WORK ORDER: With pictures removed, the data below should be returned exactly.

Component data from apps and pages
────────

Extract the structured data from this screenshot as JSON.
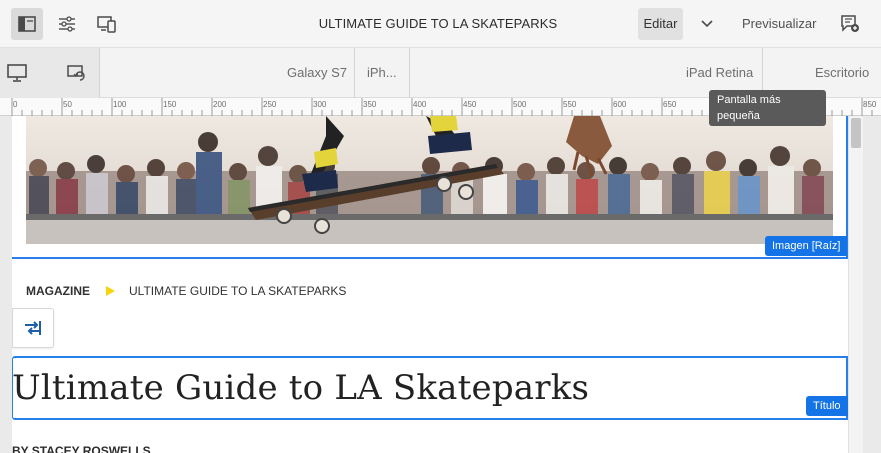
{
  "toolbar": {
    "doc_title": "ULTIMATE GUIDE TO LA SKATEPARKS",
    "edit_label": "Editar",
    "preview_label": "Previsualizar",
    "icons": [
      "side-panel-icon",
      "page-properties-icon",
      "emulator-icon",
      "chevron-down-icon",
      "annotations-icon"
    ]
  },
  "emulator": {
    "icons": [
      "desktop-icon",
      "rotate-device-icon"
    ],
    "devices": [
      "Galaxy S7",
      "iPh...",
      "iPad Retina",
      "Escritorio"
    ]
  },
  "ruler": {
    "marks": [
      "0",
      "50",
      "100",
      "150",
      "200",
      "250",
      "300",
      "350",
      "400",
      "450",
      "500",
      "550",
      "600",
      "650",
      "850"
    ]
  },
  "tooltip": {
    "text": "Pantalla más pequeña"
  },
  "page": {
    "hero_badge": "Imagen [Raíz]",
    "breadcrumb": {
      "parent": "MAGAZINE",
      "current": "ULTIMATE GUIDE TO LA SKATEPARKS"
    },
    "title": "Ultimate Guide to LA Skateparks",
    "title_badge": "Título",
    "byline": "BY STACEY ROSWELLS"
  },
  "colors": {
    "accent": "#1473e6",
    "selection": "#2680eb",
    "breadcrumb_arrow": "#f6d410"
  }
}
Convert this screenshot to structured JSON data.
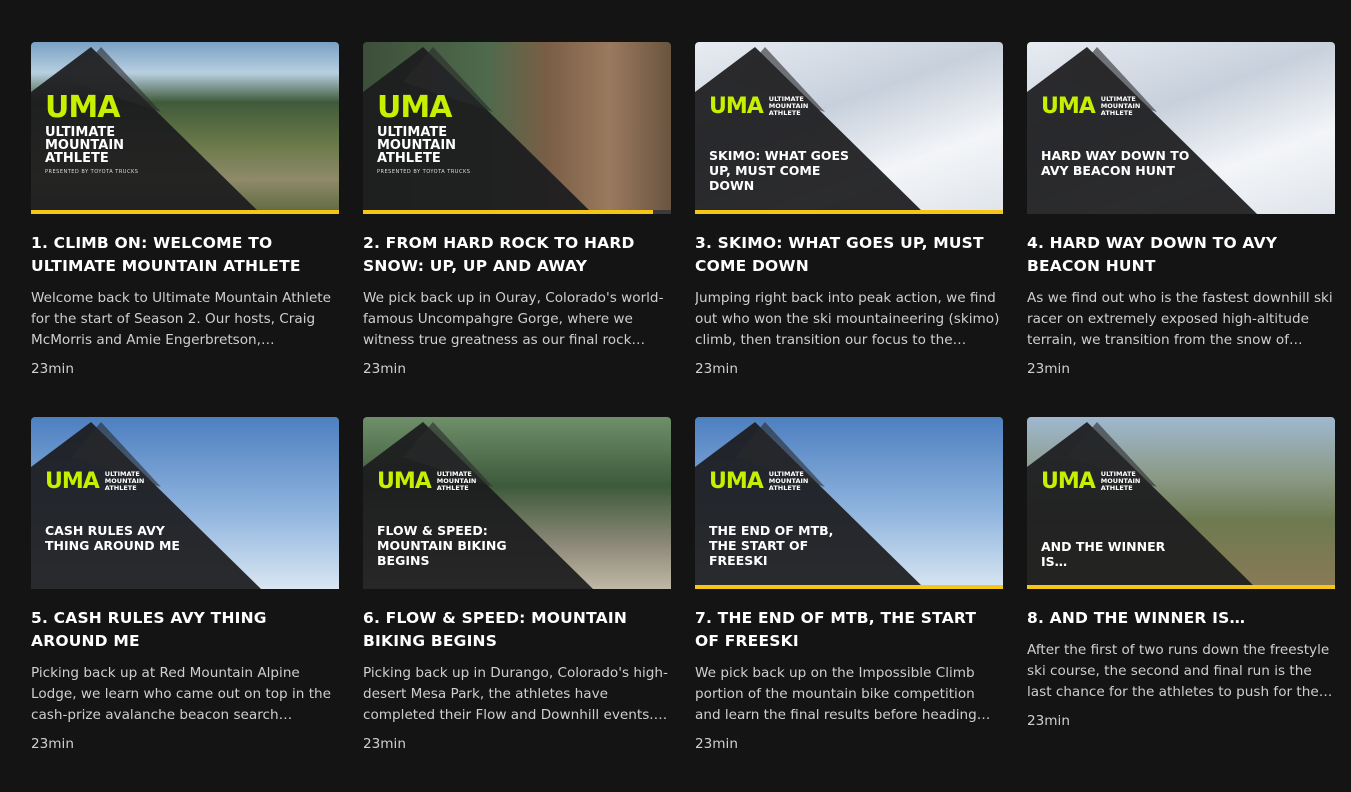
{
  "colors": {
    "background": "#141414",
    "progress": "#f5c518",
    "logo_accent": "#c6f000"
  },
  "logo": {
    "mark": "UMA",
    "wordmark": "ULTIMATE MOUNTAIN ATHLETE",
    "presented_by": "PRESENTED BY TOYOTA TRUCKS"
  },
  "episodes": [
    {
      "title": "1. Climb On: Welcome to Ultimate Mountain Athlete",
      "overlay": "",
      "description": "Welcome back to Ultimate Mountain Athlete for the start of Season 2. Our hosts, Craig McMorris and Amie Engerbretson, welcome…",
      "duration": "23min",
      "progress": 1.0,
      "scene": "road"
    },
    {
      "title": "2. From Hard Rock to Hard Snow: Up, Up and Away",
      "overlay": "",
      "description": "We pick back up in Ouray, Colorado's world-famous Uncompahgre Gorge, where we witness true greatness as our final rock…",
      "duration": "23min",
      "progress": 0.94,
      "scene": "rock"
    },
    {
      "title": "3. SKIMO: What Goes Up, Must Come Down",
      "overlay": "SKIMO: WHAT GOES UP, MUST COME DOWN",
      "description": "Jumping right back into peak action, we find out who won the ski mountaineering (skimo) climb, then transition our focus to the descen…",
      "duration": "23min",
      "progress": 1.0,
      "scene": "snow"
    },
    {
      "title": "4. Hard Way Down to Avy Beacon Hunt",
      "overlay": "HARD WAY DOWN TO AVY BEACON HUNT",
      "description": "As we find out who is the fastest downhill ski racer on extremely exposed high-altitude terrain, we transition from the snow of Silverto…",
      "duration": "23min",
      "progress": 0,
      "scene": "snow"
    },
    {
      "title": "5. Cash Rules Avy Thing Around Me",
      "overlay": "CASH RULES AVY THING AROUND ME",
      "description": "Picking back up at Red Mountain Alpine Lodge, we learn who came out on top in the cash-prize avalanche beacon search competition. After…",
      "duration": "23min",
      "progress": 0,
      "scene": "sky"
    },
    {
      "title": "6. Flow & Speed: Mountain Biking Begins",
      "overlay": "FLOW & SPEED: MOUNTAIN BIKING BEGINS",
      "description": "Picking back up in Durango, Colorado's high-desert Mesa Park, the athletes have completed their Flow and Downhill events. W…",
      "duration": "23min",
      "progress": 0,
      "scene": "forest"
    },
    {
      "title": "7. The End of MTB, the Start of Freeski",
      "overlay": "THE END OF MTB, THE START OF FREESKI",
      "description": "We pick back up on the Impossible Climb portion of the mountain bike competition and learn the final results before heading back to…",
      "duration": "23min",
      "progress": 1.0,
      "scene": "sky"
    },
    {
      "title": "8. And the Winner Is…",
      "overlay": "AND THE WINNER IS…",
      "description": "After the first of two runs down the freestyle ski course, the second and final run is the last chance for the athletes to push for the UMA…",
      "duration": "23min",
      "progress": 1.0,
      "scene": "valley"
    }
  ]
}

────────

ANSWER:
Extract the structured data from this screenshot as JSON.
{
  "toolbar": {
    "doc_title": "ULTIMATE GUIDE TO LA SKATEPARKS",
    "edit_label": "Editar",
    "preview_label": "Previsualizar",
    "icons": [
      "side-panel-icon",
      "page-properties-icon",
      "emulator-icon",
      "chevron-down-icon",
      "annotations-icon"
    ]
  },
  "emulator": {
    "icons": [
      "desktop-icon",
      "rotate-device-icon"
    ],
    "devices": [
      "Galaxy S7",
      "iPh...",
      "iPad Retina",
      "Escritorio"
    ]
  },
  "ruler": {
    "marks": [
      "0",
      "50",
      "100",
      "150",
      "200",
      "250",
      "300",
      "350",
      "400",
      "450",
      "500",
      "550",
      "600",
      "650",
      "850"
    ]
  },
  "tooltip": {
    "text": "Pantalla más pequeña"
  },
  "page": {
    "hero_badge": "Imagen [Raíz]",
    "breadcrumb": {
      "parent": "MAGAZINE",
      "current": "ULTIMATE GUIDE TO LA SKATEPARKS"
    },
    "title": "Ultimate Guide to LA Skateparks",
    "title_badge": "Título",
    "byline": "BY STACEY ROSWELLS"
  },
  "colors": {
    "accent": "#1473e6",
    "selection": "#2680eb",
    "breadcrumb_arrow": "#f6d410"
  }
}
Convert this screenshot to structured JSON data.
{
  "colors": {
    "background": "#141414",
    "progress": "#f5c518",
    "logo_accent": "#c6f000"
  },
  "logo": {
    "mark": "UMA",
    "wordmark": "ULTIMATE MOUNTAIN ATHLETE",
    "presented_by": "PRESENTED BY TOYOTA TRUCKS"
  },
  "episodes": [
    {
      "title": "1. Climb On: Welcome to Ultimate Mountain Athlete",
      "overlay": "",
      "description": "Welcome back to Ultimate Mountain Athlete for the start of Season 2. Our hosts, Craig McMorris and Amie Engerbretson, welcome…",
      "duration": "23min",
      "progress": 1.0,
      "scene": "road"
    },
    {
      "title": "2. From Hard Rock to Hard Snow: Up, Up and Away",
      "overlay": "",
      "description": "We pick back up in Ouray, Colorado's world-famous Uncompahgre Gorge, where we witness true greatness as our final rock…",
      "duration": "23min",
      "progress": 0.94,
      "scene": "rock"
    },
    {
      "title": "3. SKIMO: What Goes Up, Must Come Down",
      "overlay": "SKIMO: WHAT GOES UP, MUST COME DOWN",
      "description": "Jumping right back into peak action, we find out who won the ski mountaineering (skimo) climb, then transition our focus to the descen…",
      "duration": "23min",
      "progress": 1.0,
      "scene": "snow"
    },
    {
      "title": "4. Hard Way Down to Avy Beacon Hunt",
      "overlay": "HARD WAY DOWN TO AVY BEACON HUNT",
      "description": "As we find out who is the fastest downhill ski racer on extremely exposed high-altitude terrain, we transition from the snow of Silverto…",
      "duration": "23min",
      "progress": 0,
      "scene": "snow"
    },
    {
      "title": "5. Cash Rules Avy Thing Around Me",
      "overlay": "CASH RULES AVY THING AROUND ME",
      "description": "Picking back up at Red Mountain Alpine Lodge, we learn who came out on top in the cash-prize avalanche beacon search competition. After…",
      "duration": "23min",
      "progress": 0,
      "scene": "sky"
    },
    {
      "title": "6. Flow & Speed: Mountain Biking Begins",
      "overlay": "FLOW & SPEED: MOUNTAIN BIKING BEGINS",
      "description": "Picking back up in Durango, Colorado's high-desert Mesa Park, the athletes have completed their Flow and Downhill events. W…",
      "duration": "23min",
      "progress": 0,
      "scene": "forest"
    },
    {
      "title": "7. The End of MTB, the Start of Freeski",
      "overlay": "THE END OF MTB, THE START OF FREESKI",
      "description": "We pick back up on the Impossible Climb portion of the mountain bike competition and learn the final results before heading back to…",
      "duration": "23min",
      "progress": 1.0,
      "scene": "sky"
    },
    {
      "title": "8. And the Winner Is…",
      "overlay": "AND THE WINNER IS…",
      "description": "After the first of two runs down the freestyle ski course, the second and final run is the last chance for the athletes to push for the UMA…",
      "duration": "23min",
      "progress": 1.0,
      "scene": "valley"
    }
  ]
}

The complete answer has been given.